“The challenge to the Prison and Probation Service is clear: prisons designed for fit, young men must adjust to the largely unexpected and unplanned roles of care home and even hospice.” – Nigel Newcomen.
Background to the Report:
The numbers of prisoners in the UK over the age of 50 has nearly trebled, from more than 4,800 in 2002, to nearly 12,600 in 2016.This can be attributed to various causes, such as longer sentencing, and prosecution of historic crimes, such as sex offences.
As the number of older people in prison increases, the number of deaths in prison will inevitably increase also. In the last decade, the number of naturally-caused deaths of prisoners over 50 has more than doubled, and this new demographic of older prisoners brings with it new specific challenges for the prison service.
Overall, the report aims to assist prisons to better cope with the changes ahead, and provide an evidence base that will contribute to an effective older prisoners’ strategy.
The findings of this report fall under three overarching themes:
- Prisons staff should make proportionate decisions in context: This finding is particularly relevant to the issue of restraints risk assessments, determining when or how to involve families, or to assessing applications for compassionate leave.
- Prisons should have a coordinated approach to the care and management of older prisoners: Where a prisoner’s condition is complex, or where multiple organisations, teams or individuals are involved in the prisoner’s care or management, there is a strong need for coordination between parties.
- Prison and healthcare staff should be aware of and ensure their actions conform to local and national policies: Prison and healthcare staff must be aware of, understand fully, and follow their own instructions and policies, for instance, adhering to Prison Service Orders (PSO) and being aware of National Institute for Health and Care Excellence (NICE) guidelines is a necessity.
The learning lessons bulletin reviews 314 investigations over 2013-2015 and offers 13 lessons, on six key areas, that need to be learned in order to deal appropriately and humanely with older prisoners and their unique needs.
These lessons/recommendations come as a response to the growing demographic of older prisoners. The six areas it examines in depth are: healthcare and diagnosis; restraints; end of life care; family involvement; early release; and dementia and complex needs.
- Healthcare and Diagnosis: Lesson 1 relates to screening of newly arrived prisoners, and Lesson 2 relates to guidelines for diagnosis and treatment of conditions, and continuity of care for those with ongoing health conditions.

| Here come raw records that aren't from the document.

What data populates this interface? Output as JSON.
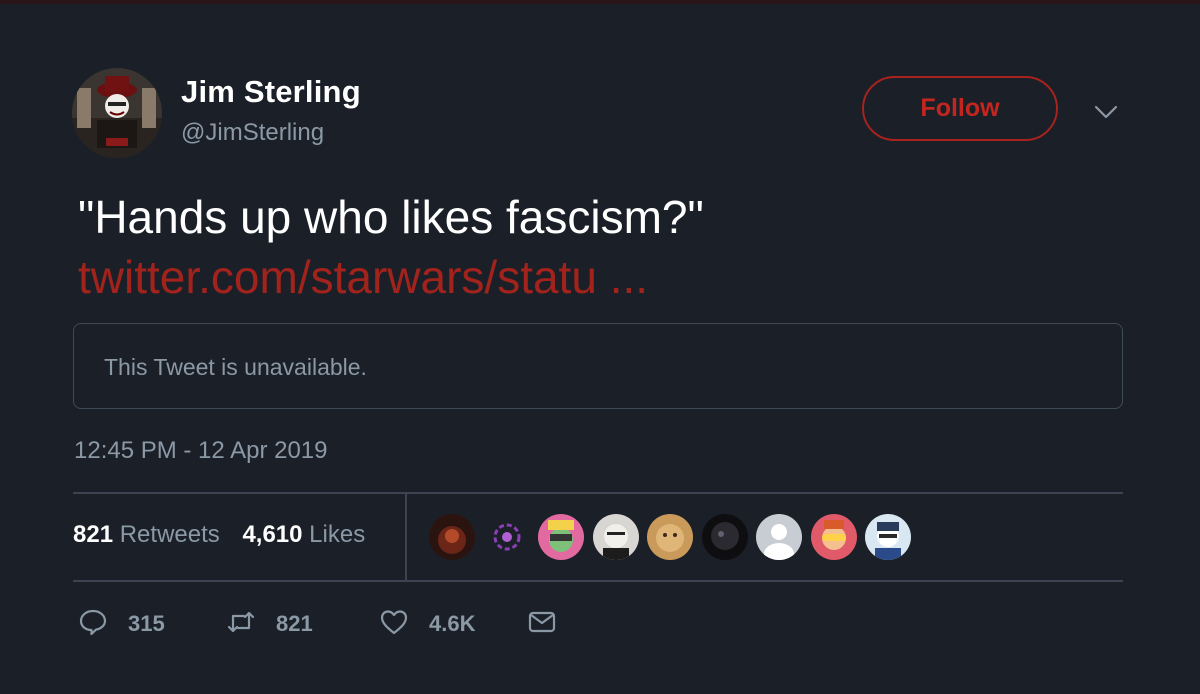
{
  "tweet": {
    "author_name": "Jim Sterling",
    "author_handle": "@JimSterling",
    "follow_label": "Follow",
    "text": "\"Hands up who likes fascism?\"",
    "link_text": "twitter.com/starwars/statu ...",
    "quoted_unavailable": "This Tweet is unavailable.",
    "timestamp": "12:45 PM - 12 Apr 2019"
  },
  "stats": {
    "retweets_count": "821",
    "retweets_label": "Retweets",
    "likes_count": "4,610",
    "likes_label": "Likes"
  },
  "actions": {
    "replies": "315",
    "retweets": "821",
    "likes": "4.6K"
  },
  "colors": {
    "background": "#1b2028",
    "accent": "#a2221c",
    "secondary_text": "#8b98a5",
    "divider": "#3b4450"
  },
  "icons": {
    "reply": "reply-icon",
    "retweet": "retweet-icon",
    "like": "heart-icon",
    "dm": "envelope-icon",
    "more": "chevron-down-icon"
  }
}
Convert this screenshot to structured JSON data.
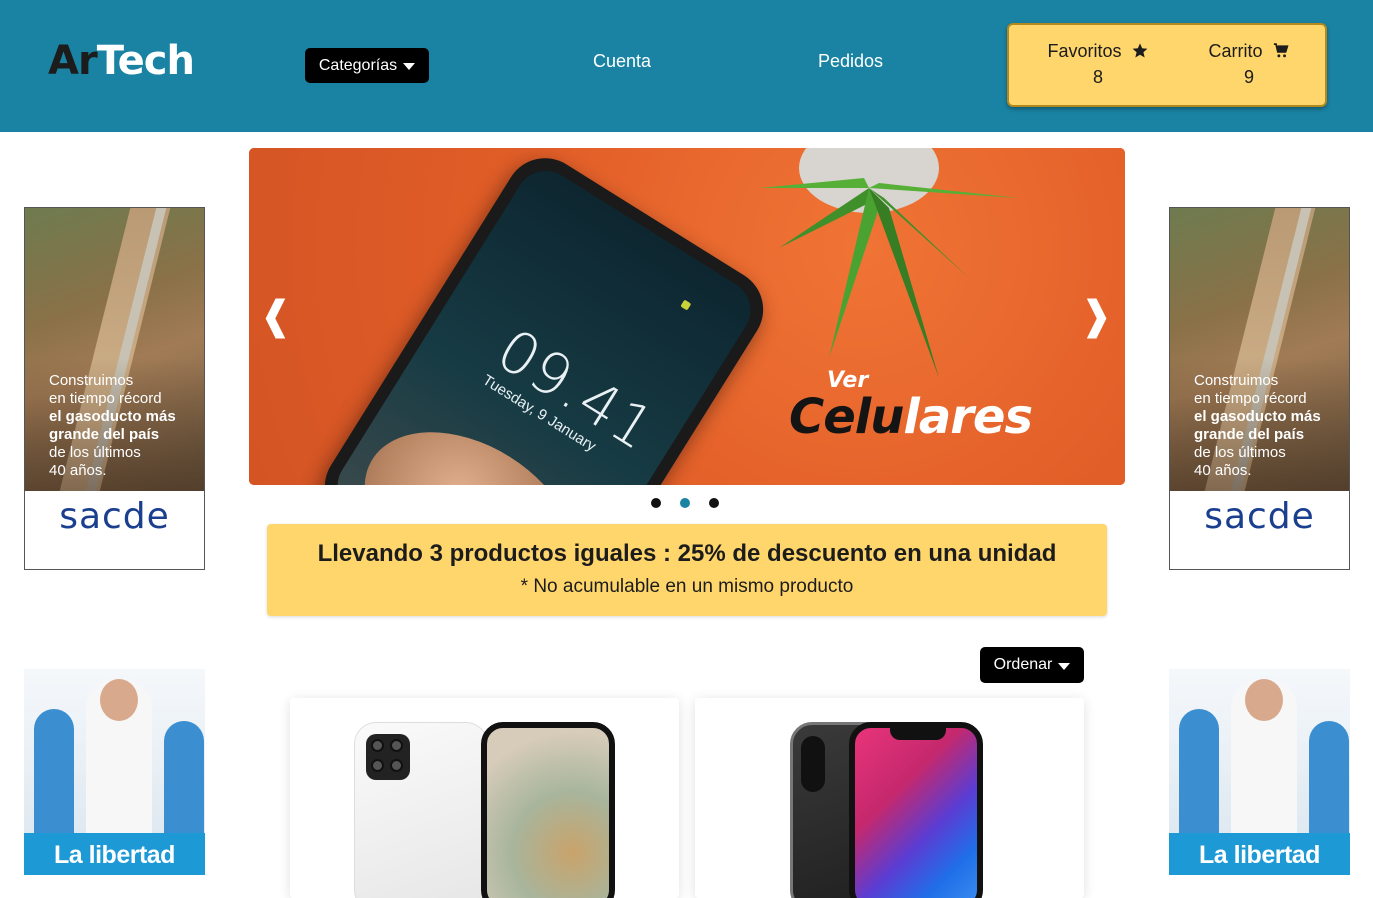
{
  "header": {
    "logo_part1": "Ar",
    "logo_part2": "Tech",
    "categories_label": "Categorías",
    "nav": {
      "account": "Cuenta",
      "orders": "Pedidos"
    },
    "favorites": {
      "label": "Favoritos",
      "count": "8"
    },
    "cart": {
      "label": "Carrito",
      "count": "9"
    },
    "colors": {
      "header_bg": "#1a83a3",
      "accent": "#ffd66b"
    }
  },
  "side_ads": {
    "top": {
      "line1": "Construimos",
      "line2": "en tiempo récord",
      "bold1": "el gasoducto más",
      "bold2": "grande del país",
      "line3": "de los últimos",
      "line4": "40 años.",
      "brand": "sacde"
    },
    "bottom": {
      "headline": "La libertad"
    }
  },
  "carousel": {
    "slide": {
      "phone_time": "09.41",
      "phone_date": "Tuesday, 9 January",
      "promo_small": "Ver",
      "promo_dark": "Celu",
      "promo_light": "lares"
    },
    "prev_symbol": "❰",
    "next_symbol": "❱",
    "slide_count": 3,
    "active_index": 1
  },
  "promo_banner": {
    "title": "Llevando 3 productos iguales : 25% de descuento en una unidad",
    "note": "* No acumulable en un mismo producto"
  },
  "products": {
    "sort_label": "Ordenar"
  }
}
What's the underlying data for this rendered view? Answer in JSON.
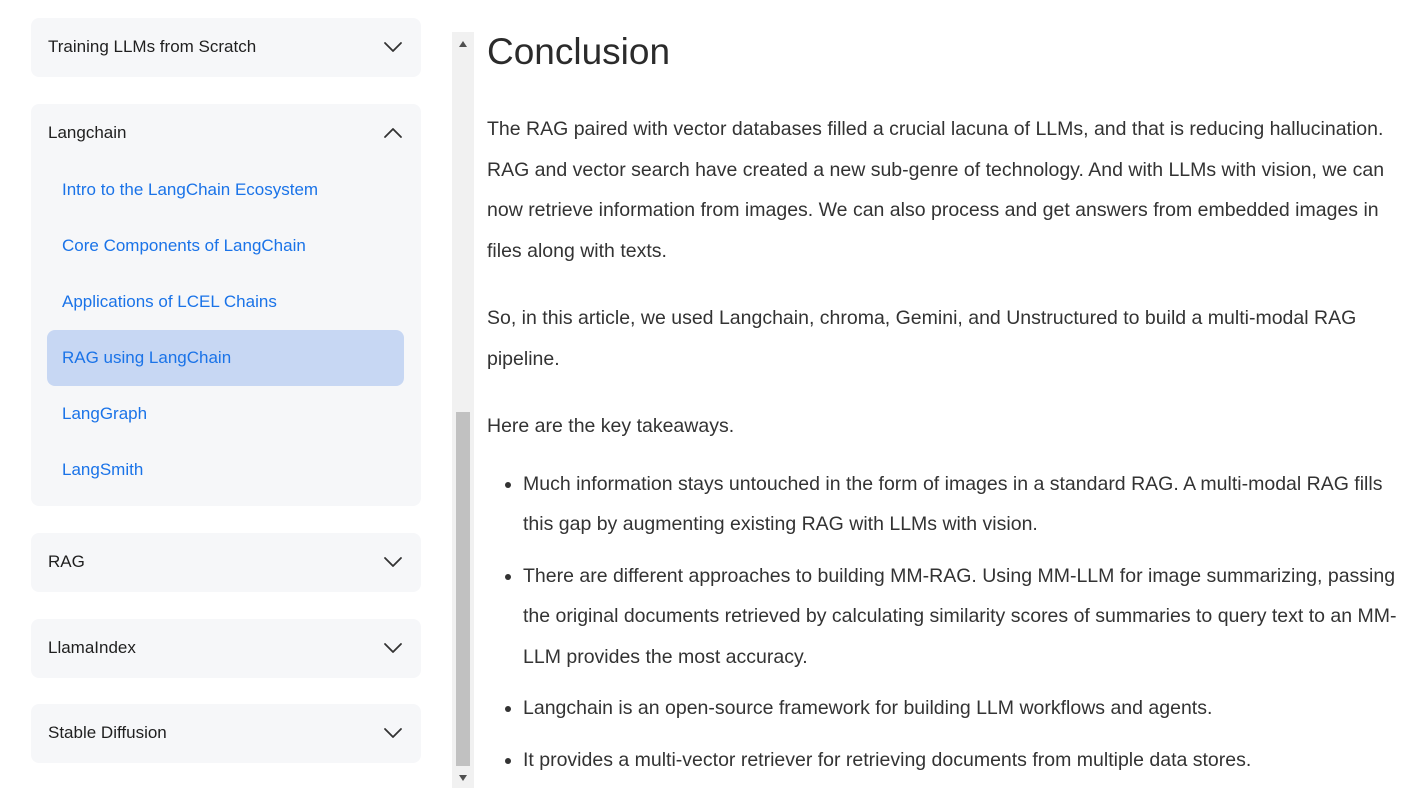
{
  "sidebar": {
    "sections": [
      {
        "title": "Training LLMs from Scratch",
        "expanded": false,
        "icon": "chevron-down-icon"
      },
      {
        "title": "Langchain",
        "expanded": true,
        "icon": "chevron-up-icon",
        "items": [
          {
            "label": "Intro to the LangChain Ecosystem",
            "active": false
          },
          {
            "label": "Core Components of LangChain",
            "active": false
          },
          {
            "label": "Applications of LCEL Chains",
            "active": false
          },
          {
            "label": "RAG using LangChain",
            "active": true
          },
          {
            "label": "LangGraph",
            "active": false
          },
          {
            "label": "LangSmith",
            "active": false
          }
        ]
      },
      {
        "title": "RAG",
        "expanded": false,
        "icon": "chevron-down-icon"
      },
      {
        "title": "LlamaIndex",
        "expanded": false,
        "icon": "chevron-down-icon"
      },
      {
        "title": "Stable Diffusion",
        "expanded": false,
        "icon": "chevron-down-icon"
      }
    ]
  },
  "article": {
    "heading": "Conclusion",
    "paragraphs": [
      "The RAG paired with vector databases filled a crucial lacuna of LLMs, and that is reducing hallucination. RAG and vector search have created a new sub-genre of technology. And with LLMs with vision, we can now retrieve information from images. We can also process and get answers from embedded images in files along with texts.",
      "So, in this article, we used Langchain, chroma, Gemini, and Unstructured to build a multi-modal RAG pipeline.",
      "Here are the key takeaways."
    ],
    "takeaways": [
      "Much information stays untouched in the form of images in a standard RAG. A multi-modal RAG fills this gap by augmenting existing RAG with LLMs with vision.",
      "There are different approaches to building MM-RAG. Using MM-LLM for image summarizing, passing the original documents retrieved by calculating similarity scores of summaries to query text to an MM-LLM provides the most accuracy.",
      "Langchain is an open-source framework for building LLM workflows and agents.",
      "It provides a multi-vector retriever for retrieving documents from multiple data stores."
    ]
  },
  "colors": {
    "link": "#1a73e8",
    "active_bg": "#c7d7f3",
    "card_bg": "#f6f7f9",
    "scroll_thumb": "#c1c1c1"
  }
}
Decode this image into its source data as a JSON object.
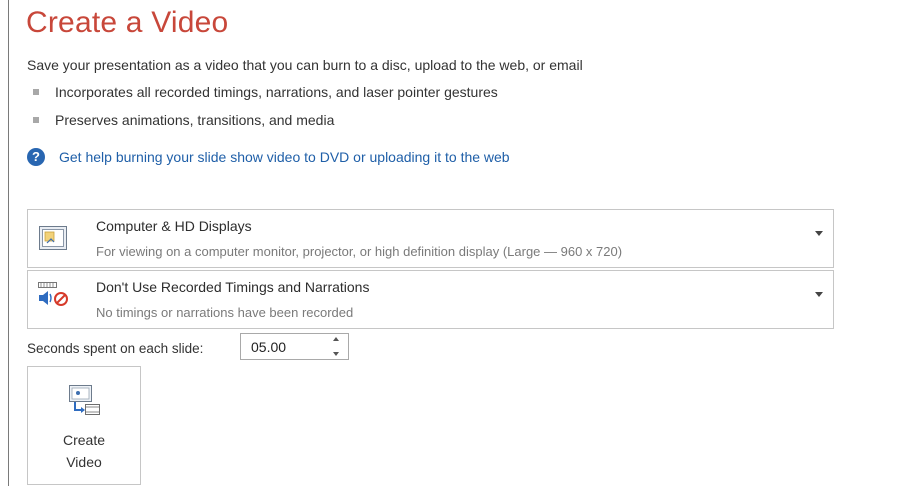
{
  "title": "Create a Video",
  "description": "Save your presentation as a video that you can burn to a disc, upload to the web, or email",
  "bullets": [
    "Incorporates all recorded timings, narrations, and laser pointer gestures",
    "Preserves animations, transitions, and media"
  ],
  "help_link": "Get help burning your slide show video to DVD or uploading it to the web",
  "quality_dropdown": {
    "title": "Computer & HD Displays",
    "subtitle": "For viewing on a computer monitor, projector, or high definition display  (Large — 960 x 720)",
    "icon": "monitor-icon"
  },
  "timing_dropdown": {
    "title": "Don't Use Recorded Timings and Narrations",
    "subtitle": "No timings or narrations have been recorded",
    "icon": "no-narration-icon"
  },
  "seconds": {
    "label": "Seconds spent on each slide:",
    "value": "05.00"
  },
  "create_button": {
    "line1": "Create",
    "line2": "Video",
    "icon": "create-video-icon"
  },
  "colors": {
    "title": "#c8473a",
    "link": "#1f5fa8",
    "help_icon": "#2866b1"
  }
}
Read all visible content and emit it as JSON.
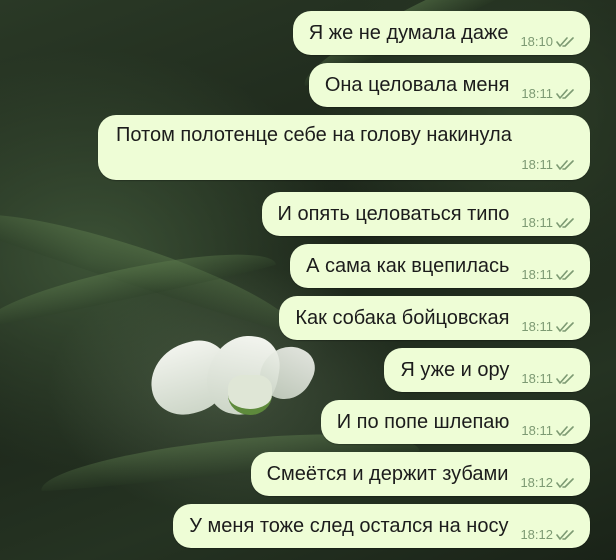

- Restraints: Lesson 3 relates to the proportionate use of restraints. Lesson 4 relates to the use of restraints on seriously or terminally ill prisoners. And Lesson 5, discusses the use of restraints during longer hospital stays.
- Palliative and End of Life Care: Lesson 6 relates to the suitable environment for terminally ill prisoners who require palliative care. Lessons 7 discusses all necessary supports for end of life care plans, including the potential to involve the prisoner’s family.
- Family Involvement: Lesson 8 relates to situations where it is appropriate to involve the prisoner’s family and the appropriate step that should be taken when the prisoner is taken to hospital. Lesson 9 relates to next of kin being informed as soon as possible, where appropriate, and that a trained family liaison officer (FLO) is appointed to keep families informed about their condition.
- Early Release: Lesson 10 relates to early release on compassionate grounds, that all applications should be timely and given appropriate priority. Lesson 11 relates to the fact that risks associated with applications for compassionate release should be contextualised given the prisoner’s current health condition.
- Dementia and Complex Needs: Lesson 12 relates to personalised care plans, and coordination between healthcare professionals, for prisoner’s with complex health needs. Lesson 13 relates to risk assessments for in-possession medication, regarding prisoner’s history, and the necessity to have regular reviews.
Read the report here.
The Guardian: Buried Alive: The Old Men Stuck in Britain’s Prisons